Emerging Trends in Nursing

The world is constantly changing due to technology, and every field is evolving and adapting to the new opportunities advancements can bring them. The nursing field is no exception to this change, and the profession experienced an unforeseen evolution just a few years ago. Nurse practitioners have been pushed into a more principal role and given greater clinical authority. This was mainly caused by a looming physician shortage and the COVID-19 pandemic, which affected patients' access to proper care. So, with all the developments in technology and an increasingly growing field, we can expect a high demand for nurses in the future.

  • Technological advancements impacting nursing jobs

Innovations in healthcare, such as portable medical devices and robotic aids, have recently made their way into the normal day-to-day lives of medical professionals, creating a more efficient healthcare experience and providing better and more varied treatment options. People pursuing a career in nursing can expect to take on several roles that require being equipped with the necessary knowledge to operate complex devices. They can also expect a more seamless integration of electronic records into patient care, including predictive bioinformatics. In the last few years, some advances affecting nursing are telesitting technologies, telehealth technologies, blockchain credentialing, mobile staffing apps, and artificial intelligence. However, technology is changing how we see health inside hospitals or clinics and affecting nonclinical nursing settings, such as nonprofit organizations, healthcare corporations, and consulting. 

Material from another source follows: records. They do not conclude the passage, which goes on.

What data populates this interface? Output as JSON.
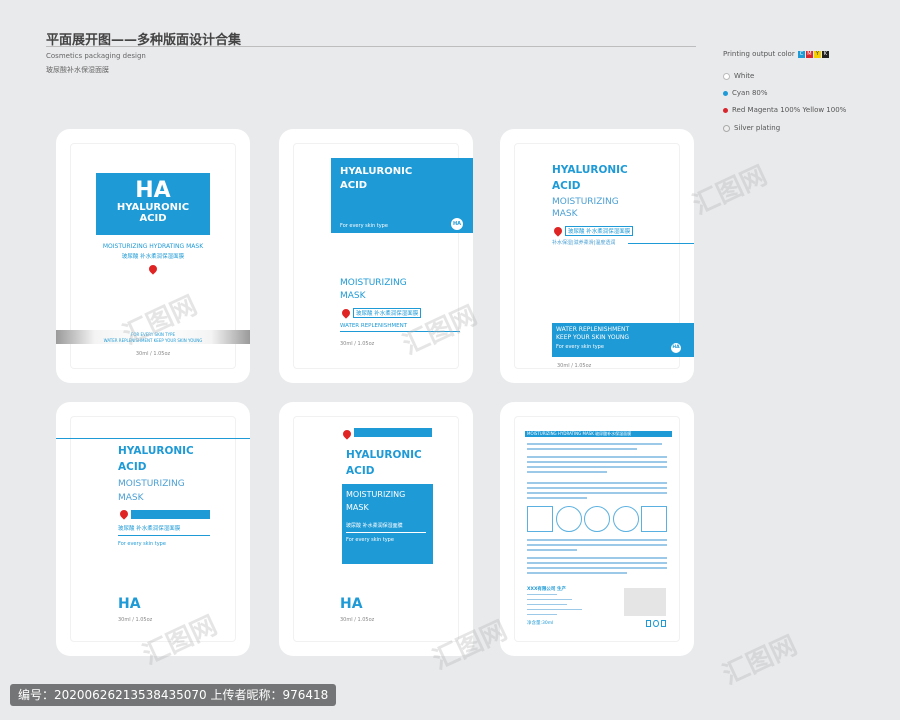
{
  "header": {
    "title": "平面展开图——多种版面设计合集",
    "subtitle": "Cosmetics packaging design",
    "product_cn": "玻尿酸补水保湿面膜"
  },
  "legend": {
    "print_label": "Printing output color",
    "cmyk": [
      "C",
      "M",
      "Y",
      "K"
    ],
    "items": [
      {
        "label": "White",
        "color": "#ffffff"
      },
      {
        "label": "Cyan 80%",
        "color": "#1e9ad6"
      },
      {
        "label": "Red Magenta 100% Yellow 100%",
        "color": "#d9262c"
      },
      {
        "label": "Silver plating",
        "color": "#c8c8c8"
      }
    ]
  },
  "card1": {
    "ha": "HA",
    "title1": "HYALURONIC",
    "title2": "ACID",
    "mask": "MOISTURIZING HYDRATING MASK",
    "cn": "玻尿酸 补水柔润保湿面膜",
    "band1": "FOR EVERY SKIN TYPE",
    "band2": "WATER REPLENISHMENT KEEP YOUR SKIN YOUNG",
    "size": "30ml / 1.05oz"
  },
  "card2": {
    "title1": "HYALURONIC",
    "title2": "ACID",
    "skin": "For every skin type",
    "ha": "HA",
    "mask1": "MOISTURIZING",
    "mask2": "MASK",
    "cn": "玻尿酸 补水柔润保湿面膜",
    "water": "WATER REPLENISHMENT",
    "size": "30ml / 1.05oz"
  },
  "card3": {
    "title1": "HYALURONIC",
    "title2": "ACID",
    "mask1": "MOISTURIZING",
    "mask2": "MASK",
    "cn": "玻尿酸 补水柔润保湿面膜",
    "cn2": "补水保湿|滋养柔滑|温度透润",
    "water": "WATER REPLENISHMENT",
    "keep": "KEEP YOUR SKIN YOUNG",
    "skin": "For every skin type",
    "ha": "HA",
    "size": "30ml / 1.05oz"
  },
  "card4": {
    "title1": "HYALURONIC",
    "title2": "ACID",
    "mask1": "MOISTURIZING",
    "mask2": "MASK",
    "cn": "玻尿酸 补水柔润保湿面膜",
    "skin": "For every skin type",
    "ha": "HA",
    "size": "30ml / 1.05oz"
  },
  "card5": {
    "title1": "HYALURONIC",
    "title2": "ACID",
    "mask1": "MOISTURIZING",
    "mask2": "MASK",
    "cn": "玻尿酸 补水柔润保湿面膜",
    "skin": "For every skin type",
    "ha": "HA",
    "size": "30ml / 1.05oz"
  },
  "card6": {
    "header": "MOISTURIZING HYDRATING MASK",
    "header_cn": "玻尿酸补水保湿面膜",
    "maker": "XXX有限公司 生产",
    "net": "净含量:30ml"
  },
  "footer": {
    "text": "编号：20200626213538435070 上传者昵称：976418"
  },
  "watermark": "汇图网"
}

  • The role of telemedicine and remote nursing positions

Telehealth is an expanding sector that has nurses at its core. Health professionals are now providing virtual care through video sessions or telephone calls at an increasing rate. This methodology is tremendously helpful as it creates a more effective workflow, enabling patients who don’t need urgent care to stay home and still receive healthcare. People who use this service can send and receive messages, talk to health providers live, and use remote monitoring so that the provider can check on them while they’re at their houses. The time nurses spend providing telehealth is also expected to increase as new communication technologies continue to emerge. 

  • Sustainability and diversity in the nursing workforce

Nurse practitioners can be found in many different settings and caring for a very diverse population of patients. As nurses are one of the largest workforces in healthcare, they can be powerful agents of change. There’s some good work being done in hospital management regarding having a greener practice, which includes improving waste facilities, energy systems, and transport options. Reducing resource use in nursing practice is vital, and carbon emissions have already been reduced thanks to sustainability in healthcare environments. Furthermore, as the growing population becomes increasingly diverse, the need for professionals who collaborate from a culturally sensitive perspective becomes increasingly important. There’s a direct connection between a diverse nursing workforce and nurses’ ability to provide culturally competent, quality healthcare that includes a profound understanding of others’ backgrounds.


As we’ve seen throughout the article, nursing is a field that is constantly evolving and adapting to all the changes occurring in the world. This profession is expected to keep growing as the demand for nurses rises. So, if you’re interested in becoming a nurse, keep in mind the previous tips and prepare for an incredibly challenging but rewarding life journey.